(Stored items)
________________________

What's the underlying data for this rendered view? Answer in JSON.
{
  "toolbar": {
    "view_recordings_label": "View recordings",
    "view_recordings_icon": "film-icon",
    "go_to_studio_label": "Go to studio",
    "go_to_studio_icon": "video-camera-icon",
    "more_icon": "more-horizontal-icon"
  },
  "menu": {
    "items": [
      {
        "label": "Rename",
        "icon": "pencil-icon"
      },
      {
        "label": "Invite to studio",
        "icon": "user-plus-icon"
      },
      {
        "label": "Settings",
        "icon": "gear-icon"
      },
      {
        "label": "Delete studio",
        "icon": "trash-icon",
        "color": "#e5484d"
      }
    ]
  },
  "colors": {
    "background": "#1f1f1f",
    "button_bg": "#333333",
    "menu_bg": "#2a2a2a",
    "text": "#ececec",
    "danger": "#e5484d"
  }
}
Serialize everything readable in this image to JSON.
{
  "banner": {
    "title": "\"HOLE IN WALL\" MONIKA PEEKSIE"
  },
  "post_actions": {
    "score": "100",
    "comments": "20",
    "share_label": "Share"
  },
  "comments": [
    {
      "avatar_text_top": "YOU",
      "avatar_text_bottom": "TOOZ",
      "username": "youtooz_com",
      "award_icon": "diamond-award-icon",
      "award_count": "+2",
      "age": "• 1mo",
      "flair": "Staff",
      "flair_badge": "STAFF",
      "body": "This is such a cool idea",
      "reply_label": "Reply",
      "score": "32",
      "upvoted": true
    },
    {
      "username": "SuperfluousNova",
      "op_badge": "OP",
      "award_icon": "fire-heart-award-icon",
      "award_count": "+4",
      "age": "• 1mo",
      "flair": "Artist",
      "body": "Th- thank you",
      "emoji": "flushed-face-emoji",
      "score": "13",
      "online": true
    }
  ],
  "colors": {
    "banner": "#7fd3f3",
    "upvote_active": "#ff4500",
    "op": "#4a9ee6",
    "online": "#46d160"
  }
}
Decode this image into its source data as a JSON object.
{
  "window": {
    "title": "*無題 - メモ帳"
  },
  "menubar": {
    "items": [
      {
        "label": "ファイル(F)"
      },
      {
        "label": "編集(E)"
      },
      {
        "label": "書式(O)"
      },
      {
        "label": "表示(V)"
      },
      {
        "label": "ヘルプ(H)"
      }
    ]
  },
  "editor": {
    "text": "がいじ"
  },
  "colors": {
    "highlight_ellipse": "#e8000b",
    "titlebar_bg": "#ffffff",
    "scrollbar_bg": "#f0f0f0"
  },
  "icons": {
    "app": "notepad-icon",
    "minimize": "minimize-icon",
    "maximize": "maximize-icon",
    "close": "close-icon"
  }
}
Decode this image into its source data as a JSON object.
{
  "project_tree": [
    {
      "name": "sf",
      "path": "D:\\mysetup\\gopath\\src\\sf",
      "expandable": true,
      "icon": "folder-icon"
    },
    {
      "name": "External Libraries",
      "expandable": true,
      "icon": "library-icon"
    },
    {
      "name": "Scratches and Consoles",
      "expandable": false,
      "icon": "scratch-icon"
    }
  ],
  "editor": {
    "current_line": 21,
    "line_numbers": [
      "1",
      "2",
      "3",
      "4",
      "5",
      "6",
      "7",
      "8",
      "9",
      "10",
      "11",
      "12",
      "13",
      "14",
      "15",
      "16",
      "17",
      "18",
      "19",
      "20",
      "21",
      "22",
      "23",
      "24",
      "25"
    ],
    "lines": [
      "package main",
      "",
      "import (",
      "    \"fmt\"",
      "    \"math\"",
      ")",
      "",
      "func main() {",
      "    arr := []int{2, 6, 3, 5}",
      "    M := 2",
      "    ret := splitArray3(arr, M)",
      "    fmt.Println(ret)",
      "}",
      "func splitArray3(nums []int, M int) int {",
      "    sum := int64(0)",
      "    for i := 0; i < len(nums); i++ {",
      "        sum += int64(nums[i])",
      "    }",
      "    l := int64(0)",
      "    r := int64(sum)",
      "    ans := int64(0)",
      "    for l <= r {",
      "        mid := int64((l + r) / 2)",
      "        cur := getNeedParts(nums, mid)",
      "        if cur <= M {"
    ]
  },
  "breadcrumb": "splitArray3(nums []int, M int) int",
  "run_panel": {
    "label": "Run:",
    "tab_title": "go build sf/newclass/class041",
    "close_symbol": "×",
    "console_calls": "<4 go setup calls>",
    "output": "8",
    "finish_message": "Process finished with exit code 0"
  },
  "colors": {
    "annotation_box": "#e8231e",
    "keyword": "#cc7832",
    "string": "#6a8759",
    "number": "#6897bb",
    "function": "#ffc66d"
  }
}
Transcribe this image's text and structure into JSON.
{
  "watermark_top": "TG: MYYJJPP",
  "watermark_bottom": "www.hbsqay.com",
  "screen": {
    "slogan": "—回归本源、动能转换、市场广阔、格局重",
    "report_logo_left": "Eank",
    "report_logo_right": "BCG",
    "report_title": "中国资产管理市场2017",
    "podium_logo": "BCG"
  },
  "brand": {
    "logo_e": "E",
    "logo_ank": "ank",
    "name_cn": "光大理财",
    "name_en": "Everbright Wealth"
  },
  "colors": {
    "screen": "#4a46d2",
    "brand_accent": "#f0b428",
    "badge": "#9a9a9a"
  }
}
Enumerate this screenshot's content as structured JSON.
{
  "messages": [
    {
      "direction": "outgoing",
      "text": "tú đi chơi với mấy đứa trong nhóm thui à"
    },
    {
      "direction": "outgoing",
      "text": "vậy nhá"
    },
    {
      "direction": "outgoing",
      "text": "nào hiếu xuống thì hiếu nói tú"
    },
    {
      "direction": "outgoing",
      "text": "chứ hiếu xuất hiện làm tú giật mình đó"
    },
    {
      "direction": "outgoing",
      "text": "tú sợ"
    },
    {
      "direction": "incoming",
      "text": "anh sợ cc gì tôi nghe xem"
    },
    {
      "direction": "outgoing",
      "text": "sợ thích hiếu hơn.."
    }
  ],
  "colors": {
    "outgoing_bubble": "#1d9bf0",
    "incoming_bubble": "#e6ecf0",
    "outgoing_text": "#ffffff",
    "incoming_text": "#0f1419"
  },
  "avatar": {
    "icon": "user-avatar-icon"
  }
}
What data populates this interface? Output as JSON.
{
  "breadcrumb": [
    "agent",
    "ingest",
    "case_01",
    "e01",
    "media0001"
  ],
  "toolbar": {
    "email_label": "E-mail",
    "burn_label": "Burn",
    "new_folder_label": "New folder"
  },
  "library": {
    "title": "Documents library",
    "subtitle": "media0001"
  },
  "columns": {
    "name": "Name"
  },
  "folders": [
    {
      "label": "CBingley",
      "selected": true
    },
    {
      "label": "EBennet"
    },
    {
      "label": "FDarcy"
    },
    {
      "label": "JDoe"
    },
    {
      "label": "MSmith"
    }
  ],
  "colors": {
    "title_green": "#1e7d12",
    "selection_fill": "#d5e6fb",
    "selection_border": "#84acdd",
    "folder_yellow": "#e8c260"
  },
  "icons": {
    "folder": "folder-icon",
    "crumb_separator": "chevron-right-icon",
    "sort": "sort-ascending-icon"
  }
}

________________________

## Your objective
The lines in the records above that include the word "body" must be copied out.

## Reply to the exercise
      "body": "This is such a cool idea",
      "body": "Th- thank you",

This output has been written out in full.